Someone Really Asked This Question: I'm not real sure how to respond to this, but it appears that some reporter actually asked Leach if Zac Robinson, who was pretty good running the ball, but was 9-21 for 90 yards and a touchdown if Leach thought Robinson was the best quarterback he's seen.
On if Robinson is the best quarterback he’s seen:
"I think he’s a good one. I wouldn’t go that far, I think he’s a good one. We’ve seen some pretty good ones. The fella from Houston; Texas and so it goes. I’ve liked him from early on. I liked him just back when they had that little deal when they were splitting time between the two of them. I thought he was pretty good then."

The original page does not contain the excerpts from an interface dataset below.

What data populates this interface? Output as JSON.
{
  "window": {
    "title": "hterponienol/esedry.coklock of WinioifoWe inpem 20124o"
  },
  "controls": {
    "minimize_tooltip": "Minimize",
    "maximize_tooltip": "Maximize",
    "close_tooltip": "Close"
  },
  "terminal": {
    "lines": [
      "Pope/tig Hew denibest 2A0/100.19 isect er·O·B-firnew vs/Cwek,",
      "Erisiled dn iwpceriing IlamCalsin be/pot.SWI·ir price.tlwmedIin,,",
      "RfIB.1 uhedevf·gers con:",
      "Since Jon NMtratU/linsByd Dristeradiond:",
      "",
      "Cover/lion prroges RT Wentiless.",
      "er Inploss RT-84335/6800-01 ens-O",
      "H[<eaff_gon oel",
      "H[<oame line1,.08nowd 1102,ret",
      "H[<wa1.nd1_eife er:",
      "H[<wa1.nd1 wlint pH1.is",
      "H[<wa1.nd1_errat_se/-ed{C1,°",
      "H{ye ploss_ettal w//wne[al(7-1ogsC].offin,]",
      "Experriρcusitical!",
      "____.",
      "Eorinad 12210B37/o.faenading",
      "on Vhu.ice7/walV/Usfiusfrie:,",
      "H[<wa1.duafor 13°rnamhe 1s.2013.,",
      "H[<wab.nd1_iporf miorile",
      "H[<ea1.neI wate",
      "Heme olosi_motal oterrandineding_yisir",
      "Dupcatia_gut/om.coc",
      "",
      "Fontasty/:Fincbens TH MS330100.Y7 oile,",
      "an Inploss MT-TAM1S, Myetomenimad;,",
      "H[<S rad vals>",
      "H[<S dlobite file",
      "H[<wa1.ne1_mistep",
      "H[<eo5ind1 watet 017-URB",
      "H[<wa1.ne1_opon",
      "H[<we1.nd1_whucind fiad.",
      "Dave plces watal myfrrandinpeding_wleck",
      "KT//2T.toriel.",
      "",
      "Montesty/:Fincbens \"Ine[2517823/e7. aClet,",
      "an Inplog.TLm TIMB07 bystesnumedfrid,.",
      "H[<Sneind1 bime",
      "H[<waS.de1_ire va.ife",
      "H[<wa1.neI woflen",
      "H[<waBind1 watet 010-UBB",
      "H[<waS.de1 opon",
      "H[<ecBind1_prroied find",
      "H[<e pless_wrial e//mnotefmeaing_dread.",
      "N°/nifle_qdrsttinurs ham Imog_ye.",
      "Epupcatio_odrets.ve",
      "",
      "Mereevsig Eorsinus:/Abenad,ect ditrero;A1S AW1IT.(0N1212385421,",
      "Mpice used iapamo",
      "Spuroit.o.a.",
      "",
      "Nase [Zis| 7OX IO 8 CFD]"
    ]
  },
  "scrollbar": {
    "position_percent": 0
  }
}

Rebuilding: Am I a bad fan if I've resigned myself to think that the 2010 version of Texas Tech is going to be much better than the 2009 version? Of course, I'd love to see this team finish with 2 wins to finish out the year and I think that playing well is a spring-board to the next season, but I think this team next year will be much more prepared to battle for a Big 12 Championship. Other than the defensive end position, almost every position returns a starter or player with significant playing time. The rough spots that this team has encountered and battled back from, which include early suspensions, numerous injuries to key positions, quarterbacck uncertainty, etc. But this team is pretty damned close I think to something really special next year. I'm going to enjoy what's going on now, but I think this year, as tough as it's been will serve the team well next year.
The Offensive MVP :: WR Detron Lewis: He showed how special he can be and physically he's a dominant player, or perhaps has the ability to be a dominant player. I'd love to see Lewis get the ball 3 or 4 more times during a game in open space.
The Defensive MVP :: CB Jamar Wall: For the hit alone, he gave the offense at the very least an opportunity to score in the last 2 minutes. Wall sacrificed his body on that hit on Zac Robinson for the team. I'm going to remember that play for a long time. Wall did give up a touchdown, but I think he was sure that the help would be there in plenty of time, which it was, but Franklin Mitchem just didn't make the play.
The Special Teams MVP :: PR Austin Zouzalik: We finally saw a little bit of breakout from Zouzalik, and although Zouzalik has been solid most of the year, he's been quiet. Not to mention, Matthew Williams going 1-2 and Ryan Erxleben having to punt 4 times, for a 43 yard average, although good, didn't necessarily inspire me.